▸ **Goal of the exercise**: Would you copy each line of the data below that has "title"?

Saved data entries:

=======

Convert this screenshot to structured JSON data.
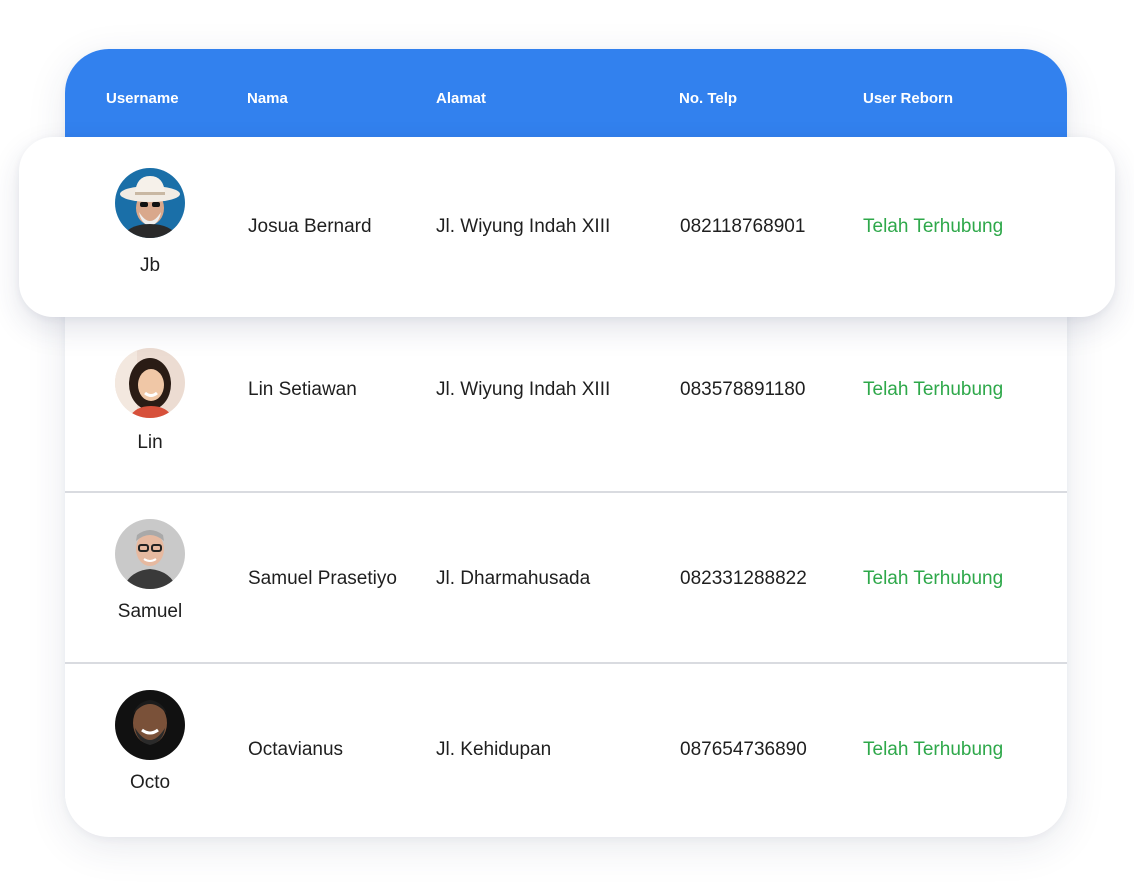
{
  "table": {
    "headers": {
      "username": "Username",
      "nama": "Nama",
      "alamat": "Alamat",
      "telp": "No. Telp",
      "reborn": "User Reborn"
    },
    "rows": [
      {
        "username": "Jb",
        "nama": "Josua Bernard",
        "alamat": "Jl. Wiyung Indah XIII",
        "telp": "082118768901",
        "status": "Telah Terhubung",
        "avatar_icon": "avatar-man-white-hat"
      },
      {
        "username": "Lin",
        "nama": "Lin Setiawan",
        "alamat": "Jl. Wiyung Indah XIII",
        "telp": "083578891180",
        "status": "Telah Terhubung",
        "avatar_icon": "avatar-woman-smiling"
      },
      {
        "username": "Samuel",
        "nama": "Samuel Prasetiyo",
        "alamat": "Jl. Dharmahusada",
        "telp": "082331288822",
        "status": "Telah Terhubung",
        "avatar_icon": "avatar-man-glasses"
      },
      {
        "username": "Octo",
        "nama": "Octavianus",
        "alamat": "Jl. Kehidupan",
        "telp": "087654736890",
        "status": "Telah Terhubung",
        "avatar_icon": "avatar-man-beard"
      }
    ]
  },
  "colors": {
    "header_bg": "#3281ee",
    "status_green": "#2ea84a",
    "divider": "#d9dbe0"
  }
}
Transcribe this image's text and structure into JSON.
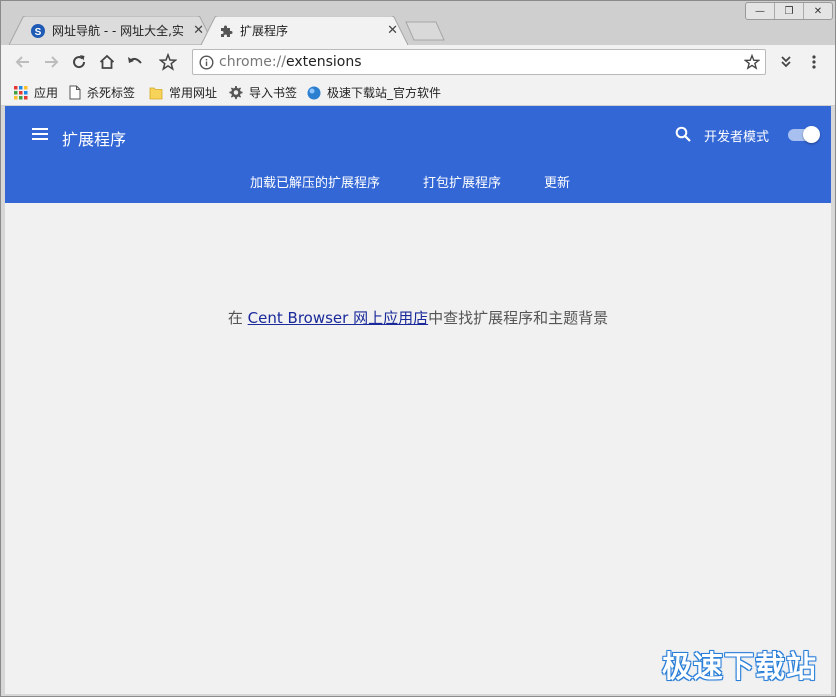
{
  "tabs": [
    {
      "title": "网址导航 - - 网址大全,实",
      "close": "✕",
      "active": false
    },
    {
      "title": "扩展程序",
      "close": "✕",
      "active": true
    }
  ],
  "window_controls": {
    "minimize": "—",
    "restore": "❐",
    "close": "✕"
  },
  "toolbar": {
    "url_scheme": "chrome://",
    "url_host": "extensions"
  },
  "bookmarks": [
    {
      "label": "应用",
      "icon": "apps-grid-icon"
    },
    {
      "label": "杀死标签",
      "icon": "page-icon"
    },
    {
      "label": "常用网址",
      "icon": "folder-icon"
    },
    {
      "label": "导入书签",
      "icon": "gear-icon"
    },
    {
      "label": "极速下载站_官方软件",
      "icon": "site-favicon-icon"
    }
  ],
  "header": {
    "title": "扩展程序",
    "developer_mode_label": "开发者模式",
    "developer_mode_on": true,
    "buttons": [
      "加载已解压的扩展程序",
      "打包扩展程序",
      "更新"
    ]
  },
  "main": {
    "prefix": "在 ",
    "store_link": "Cent Browser 网上应用店",
    "suffix": "中查找扩展程序和主题背景"
  },
  "watermark": "极速下载站",
  "colors": {
    "header_bg": "#3367d6",
    "page_bg": "#f1f1f1",
    "link": "#1a2a9a"
  }
}
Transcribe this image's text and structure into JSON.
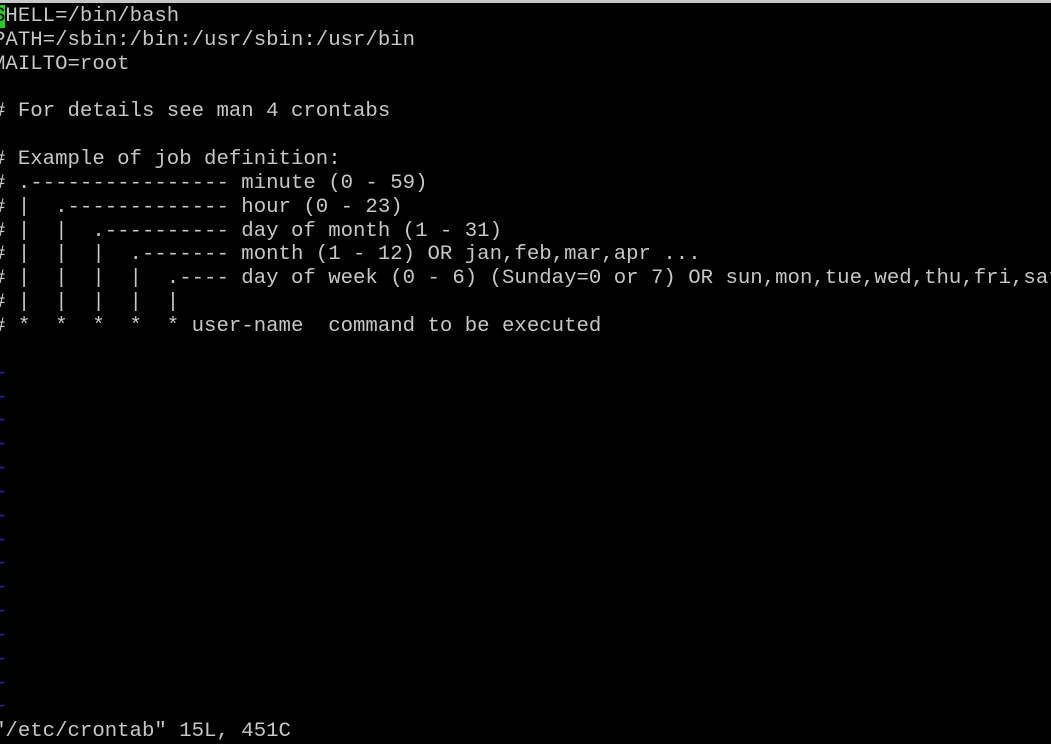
{
  "editor": {
    "cursor_char": "S",
    "lines": [
      "HELL=/bin/bash",
      "PATH=/sbin:/bin:/usr/sbin:/usr/bin",
      "MAILTO=root",
      "",
      "# For details see man 4 crontabs",
      "",
      "# Example of job definition:",
      "# .---------------- minute (0 - 59)",
      "# |  .------------- hour (0 - 23)",
      "# |  |  .---------- day of month (1 - 31)",
      "# |  |  |  .------- month (1 - 12) OR jan,feb,mar,apr ...",
      "# |  |  |  |  .---- day of week (0 - 6) (Sunday=0 or 7) OR sun,mon,tue,wed,thu,fri,sat",
      "# |  |  |  |  |",
      "# *  *  *  *  * user-name  command to be executed",
      ""
    ],
    "empty_line_marker": "~",
    "empty_line_count": 15,
    "status_line": "\"/etc/crontab\" 15L, 451C",
    "colors": {
      "text": "#c6c6c6",
      "tilde": "#2a24b8",
      "cursor": "#1fd01f",
      "background": "#000000"
    }
  }
}
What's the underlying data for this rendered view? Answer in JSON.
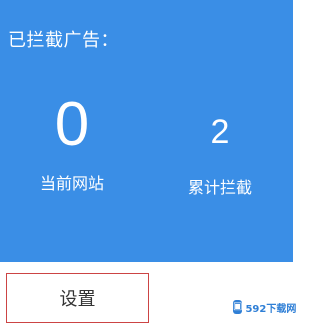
{
  "colors": {
    "panel": "#3a8ee6",
    "panel_text": "#ffffff",
    "button_border": "#cc4444",
    "watermark": "#2f7fd6"
  },
  "panel": {
    "title": "已拦截广告：",
    "current_site": {
      "value": "0",
      "label": "当前网站"
    },
    "total": {
      "value": "2",
      "label": "累计拦截"
    }
  },
  "settings_button": {
    "label": "设置"
  },
  "watermark": {
    "icon": "brand-logo-icon",
    "text": "592下载网"
  }
}
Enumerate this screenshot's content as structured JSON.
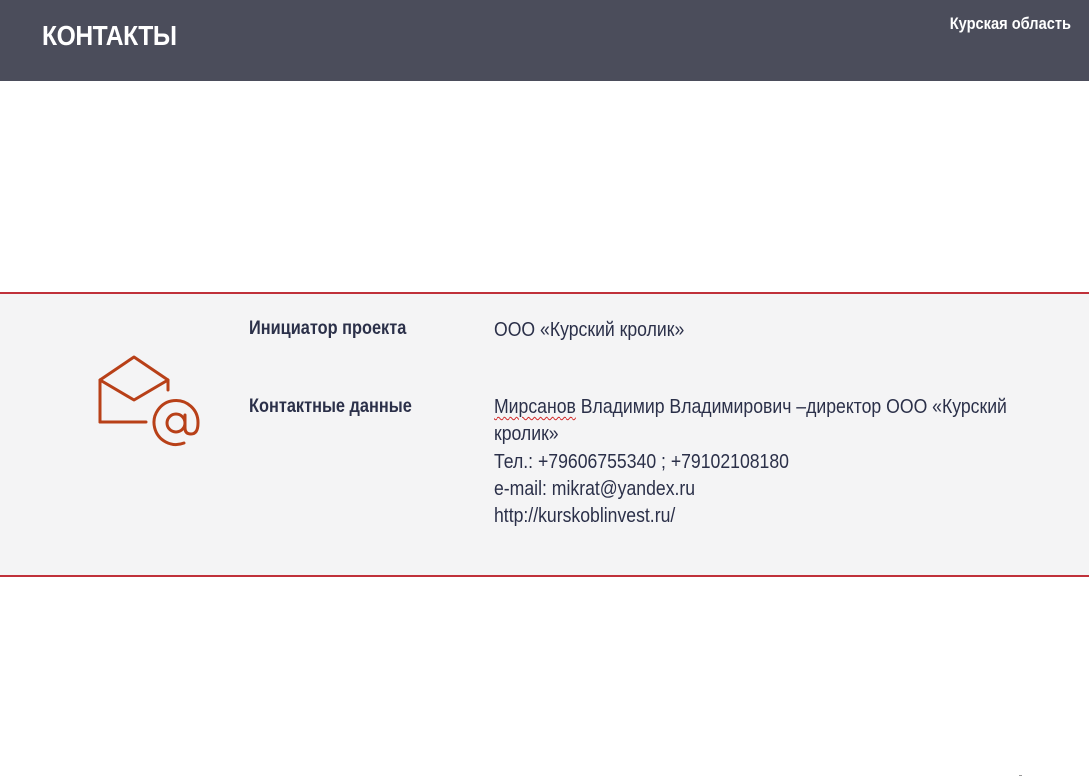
{
  "header": {
    "title": "КОНТАКТЫ",
    "region": "Курская область",
    "background_color": "#4b4d5b"
  },
  "contacts": {
    "icon": "mail-at-icon",
    "accent_color": "#c0313a",
    "icon_color": "#b84018",
    "initiator": {
      "label": "Инициатор проекта",
      "value": "ООО «Курский кролик»"
    },
    "contact_data": {
      "label": "Контактные  данные",
      "surname": "Мирсанов",
      "person_rest": " Владимир Владимирович –директор ООО «Курский",
      "person_cont": "кролик»",
      "phone": "Тел.:  +79606755340 ; +79102108180",
      "email": "e-mail:  mikrat@yandex.ru",
      "website": "http://kurskoblinvest.ru/"
    }
  }
}
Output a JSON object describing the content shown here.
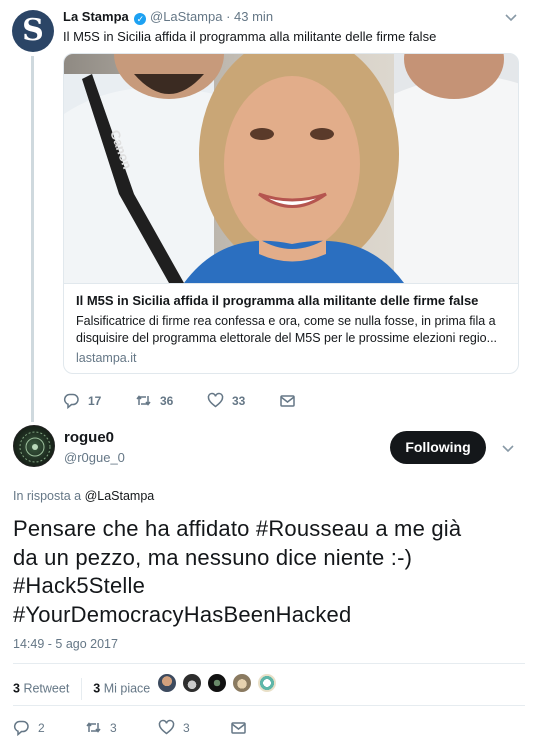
{
  "parent": {
    "avatar_letter": "S",
    "name": "La Stampa",
    "handle": "@LaStampa",
    "time": "· 43 min",
    "text": "Il M5S in Sicilia affida il programma alla militante delle firme false",
    "card": {
      "camera_text": "Canon",
      "title": "Il M5S in Sicilia affida il programma alla militante delle firme false",
      "description": "Falsificatrice di firme rea confessa e ora, come se nulla fosse, in prima fila a disquisire del programma elettorale del M5S per le prossime elezioni regio...",
      "domain": "lastampa.it"
    },
    "actions": {
      "replies": "17",
      "retweets": "36",
      "likes": "33"
    }
  },
  "tweet": {
    "name": "rogue0",
    "handle": "@r0gue_0",
    "follow_label": "Following",
    "reply_prefix": "In risposta a",
    "reply_to": "@LaStampa",
    "lines": [
      "Pensare che ha affidato #Rousseau a me già",
      "da un pezzo, ma nessuno dice niente :-)",
      "#Hack5Stelle",
      "#YourDemocracyHasBeenHacked"
    ],
    "timestamp": "14:49 - 5 ago 2017",
    "stats": {
      "retweets_count": "3",
      "retweets_label": "Retweet",
      "likes_count": "3",
      "likes_label": "Mi piace"
    },
    "actions": {
      "replies": "2",
      "retweets": "3",
      "likes": "3"
    }
  },
  "icons": [
    "reply-icon",
    "retweet-icon",
    "like-icon",
    "message-icon",
    "chevron-down-icon",
    "verified-icon"
  ],
  "colors": {
    "accent": "#1da1f2",
    "muted": "#657786",
    "text": "#14171a",
    "button": "#14171a"
  }
}
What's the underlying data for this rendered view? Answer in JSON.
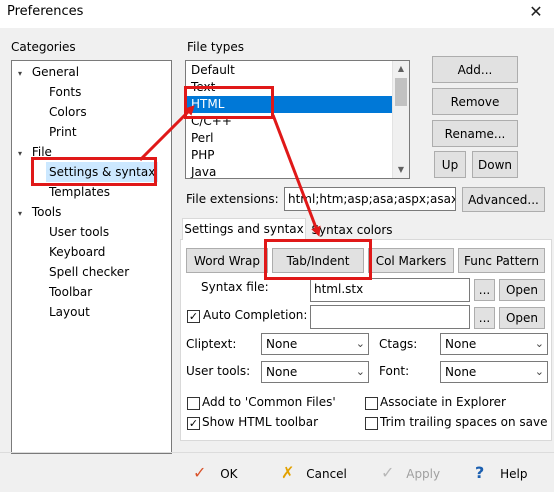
{
  "window": {
    "title": "Preferences",
    "close_glyph": "✕"
  },
  "categories": {
    "label": "Categories",
    "items": [
      {
        "label": "General",
        "toggle": "▾"
      },
      {
        "label": "Fonts"
      },
      {
        "label": "Colors"
      },
      {
        "label": "Print"
      },
      {
        "label": "File",
        "toggle": "▾"
      },
      {
        "label": "Settings & syntax"
      },
      {
        "label": "Templates"
      },
      {
        "label": "Tools",
        "toggle": "▾"
      },
      {
        "label": "User tools"
      },
      {
        "label": "Keyboard"
      },
      {
        "label": "Spell checker"
      },
      {
        "label": "Toolbar"
      },
      {
        "label": "Layout"
      }
    ]
  },
  "file_types": {
    "label": "File types",
    "items": [
      "Default",
      "Text",
      "HTML",
      "C/C++",
      "Perl",
      "PHP",
      "Java"
    ],
    "selected": "HTML",
    "scroll_up": "▲",
    "scroll_down": "▼"
  },
  "side_buttons": {
    "add": "Add...",
    "remove": "Remove",
    "rename": "Rename...",
    "up": "Up",
    "down": "Down",
    "advanced": "Advanced..."
  },
  "file_extensions": {
    "label": "File extensions:",
    "value": "html;htm;asp;asa;aspx;asax;s"
  },
  "tabs": [
    {
      "label": "Settings and syntax"
    },
    {
      "label": "Syntax colors"
    }
  ],
  "tab_buttons": {
    "word_wrap": "Word Wrap",
    "tab_indent": "Tab/Indent",
    "col_markers": "Col Markers",
    "func_pattern": "Func Pattern"
  },
  "syntax_file": {
    "label": "Syntax file:",
    "value": "html.stx",
    "browse": "...",
    "open": "Open"
  },
  "auto_completion": {
    "label": "Auto Completion:",
    "checked": "✓",
    "value": "",
    "browse": "...",
    "open": "Open"
  },
  "selects": {
    "cliptext": {
      "label": "Cliptext:",
      "value": "None"
    },
    "ctags": {
      "label": "Ctags:",
      "value": "None"
    },
    "user_tools": {
      "label": "User tools:",
      "value": "None"
    },
    "font": {
      "label": "Font:",
      "value": "None"
    },
    "chevron": "⌄"
  },
  "options": {
    "add_common": {
      "label": "Add to 'Common Files'",
      "checked": ""
    },
    "associate": {
      "label": "Associate in Explorer",
      "checked": ""
    },
    "show_toolbar": {
      "label": "Show HTML toolbar",
      "checked": "✓"
    },
    "trim_spaces": {
      "label": "Trim trailing spaces on save",
      "checked": ""
    }
  },
  "footer": {
    "ok": {
      "label": "OK",
      "icon": "✓"
    },
    "cancel": {
      "label": "Cancel",
      "icon": "✗"
    },
    "apply": {
      "label": "Apply",
      "icon": "✓"
    },
    "help": {
      "label": "Help",
      "icon": "?"
    }
  },
  "colors": {
    "selection": "#0078d7",
    "annotation": "#e01818"
  }
}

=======

▸ **Response**:
      "title": "网址导航 - - 网址大全,实",
      "title": "扩展程序",
    "title": "扩展程序",
    "title": "已拦截广告：",
    "title": "КОНТАКТЫ",
      "title": "Il M5S in Sicilia affida il programma alla militante delle firme false",
    "title": "Preferences",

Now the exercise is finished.